“One reason individuals with Alzheimer’s might struggle with visuospatial navigation is due to the changes that occur to the hippocampus, a region of the brain partially responsible for spatial memory,” Glatt said.

Dr. Jonathan Fellows, who leads the Michigan Institute for Neurological Disorders Alzheimer’s Disease and Memory Disorder Center, told Medical News Today the data collected in the study could be quite helpful.

“Observation of gait is an important assessment in the diagnosis of various dementias, including Alzheimer disease,” Fellows said. “Patients with this disorder can have what is called dyspraxia, or difficulty doing a previously learned task – in this case walking or turning.”
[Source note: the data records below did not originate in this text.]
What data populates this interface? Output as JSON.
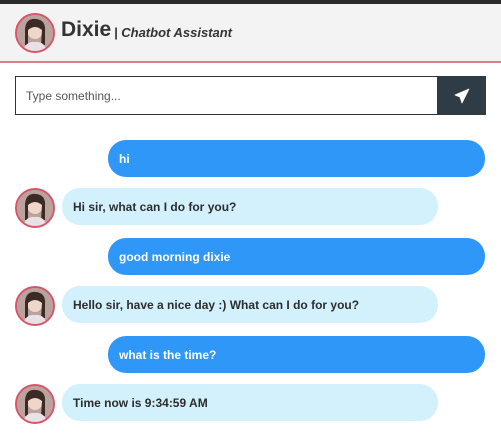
{
  "header": {
    "name": "Dixie",
    "subtitle": "| Chatbot Assistant"
  },
  "composer": {
    "placeholder": "Type something...",
    "send_icon": "paper-plane-icon"
  },
  "messages": [
    {
      "sender": "user",
      "text": "hi"
    },
    {
      "sender": "bot",
      "text": "Hi sir, what can I do for you?"
    },
    {
      "sender": "user",
      "text": "good morning dixie"
    },
    {
      "sender": "bot",
      "text": "Hello sir, have a nice day :) What can I do for you?"
    },
    {
      "sender": "user",
      "text": "what is the time?"
    },
    {
      "sender": "bot",
      "text": "Time now is 9:34:59 AM"
    }
  ],
  "colors": {
    "user_bubble": "#2f97f7",
    "bot_bubble": "#d2f1fc",
    "avatar_border": "#d9546b",
    "send_button": "#2f3b45"
  }
}
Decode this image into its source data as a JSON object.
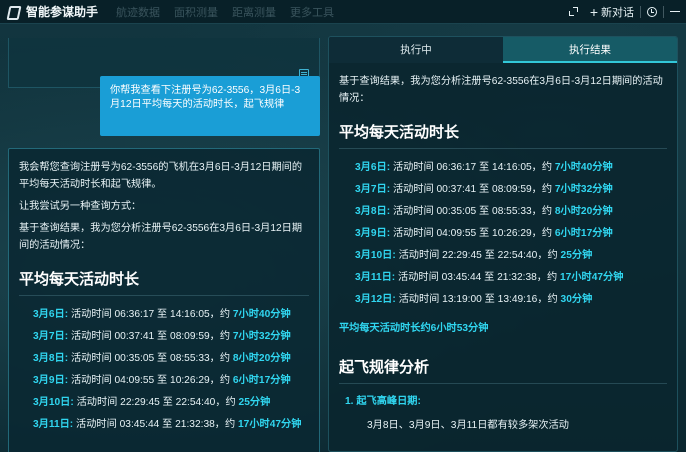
{
  "app": {
    "title": "智能参谋助手",
    "bg_tabs": [
      "航迹数据",
      "面积测量",
      "距离测量",
      "更多工具"
    ],
    "new_chat_label": "新对话"
  },
  "chat": {
    "user_message": "你帮我查看下注册号为62-3556，3月6日-3月12日平均每天的活动时长，起飞规律",
    "ai_intro_1": "我会帮您查询注册号为62-3556的飞机在3月6日-3月12日期间的平均每天活动时长和起飞规律。",
    "ai_intro_2": "让我尝试另一种查询方式：",
    "ai_intro_3": "基于查询结果，我为您分析注册号62-3556在3月6日-3月12日期间的活动情况：",
    "heading": "平均每天活动时长",
    "rows": [
      {
        "date": "3月6日:",
        "text": " 活动时间 06:36:17 至 14:16:05，约 ",
        "dur": "7小时40分钟"
      },
      {
        "date": "3月7日:",
        "text": " 活动时间 00:37:41 至 08:09:59，约 ",
        "dur": "7小时32分钟"
      },
      {
        "date": "3月8日:",
        "text": " 活动时间 00:35:05 至 08:55:33，约 ",
        "dur": "8小时20分钟"
      },
      {
        "date": "3月9日:",
        "text": " 活动时间 04:09:55 至 10:26:29，约 ",
        "dur": "6小时17分钟"
      },
      {
        "date": "3月10日:",
        "text": " 活动时间 22:29:45 至 22:54:40，约 ",
        "dur": "25分钟"
      },
      {
        "date": "3月11日:",
        "text": " 活动时间 03:45:44 至 21:32:38，约 ",
        "dur": "17小时47分钟"
      }
    ]
  },
  "result": {
    "tabs": {
      "running": "执行中",
      "result": "执行结果"
    },
    "intro": "基于查询结果，我为您分析注册号62-3556在3月6日-3月12日期间的活动情况：",
    "heading": "平均每天活动时长",
    "rows": [
      {
        "date": "3月6日:",
        "text": " 活动时间 06:36:17 至 14:16:05，约 ",
        "dur": "7小时40分钟"
      },
      {
        "date": "3月7日:",
        "text": " 活动时间 00:37:41 至 08:09:59，约 ",
        "dur": "7小时32分钟"
      },
      {
        "date": "3月8日:",
        "text": " 活动时间 00:35:05 至 08:55:33，约 ",
        "dur": "8小时20分钟"
      },
      {
        "date": "3月9日:",
        "text": " 活动时间 04:09:55 至 10:26:29，约 ",
        "dur": "6小时17分钟"
      },
      {
        "date": "3月10日:",
        "text": " 活动时间 22:29:45 至 22:54:40，约 ",
        "dur": "25分钟"
      },
      {
        "date": "3月11日:",
        "text": " 活动时间 03:45:44 至 21:32:38，约 ",
        "dur": "17小时47分钟"
      },
      {
        "date": "3月12日:",
        "text": " 活动时间 13:19:00 至 13:49:16，约 ",
        "dur": "30分钟"
      }
    ],
    "summary": "平均每天活动时长约6小时53分钟",
    "heading2": "起飞规律分析",
    "list_item_1": "1. 起飞高峰日期:",
    "list_item_1_text": "3月8日、3月9日、3月11日都有较多架次活动"
  }
}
“Identifying any form of dyspraxia is crucial in the early diagnosis of Alzheimer’s disease because we now have effective infusion-based treatments to rid the brain of the abnormal protein, amyloid, which renders brain cells (neurons) less effective or ineffective,” he added. “This study is a great reminder that degenerative brain conditions including Alzheimer disease affect not just cognition but virtually all functions of daily living.”

Heather Sandison is a naturopathic doctor and the operator of Solcere, a clinic specializing in Alzheimer’s and related dementia treatment.

She told Medical News Today the study needs to be done with more subjects before it is adopted for clinical purposes.

“Having a low cost, easily administered clinical tool without the need for labs either from blood or cerebrospinal fluid that does not rely on language could allow for early detection of Alzheimer’s in a broad population and be helpful for identifying patients who would best respond to treatment targeting Alzheimer’s specific markers,” Sandison said.

Dr. Howard Pratt, D.O., a psychiatrist and medical director at Community Health of South Florida, told Medical News Today the idea of walking issues indicating Alzheimer’s “is and isn’t a new idea.”

“What I mean by that is that whenever I see a patient, I assess them even while in the waiting room,” he said. “I watch them get out of their chair, for example, and I watch to see how well they walk and to see how well they balance when they move. I also look to see if they are having any trouble standing.”

“So, it’s not a new idea that having trouble walking can be a sign of a problem with a person’s overall health, but it is a new idea when it comes to being a specific indicator of Alzheimer’s disease,” Pratt said. “And when we consider falls while walking, most healthy adults, if they don’t have an impairment, typically have not fallen in years.”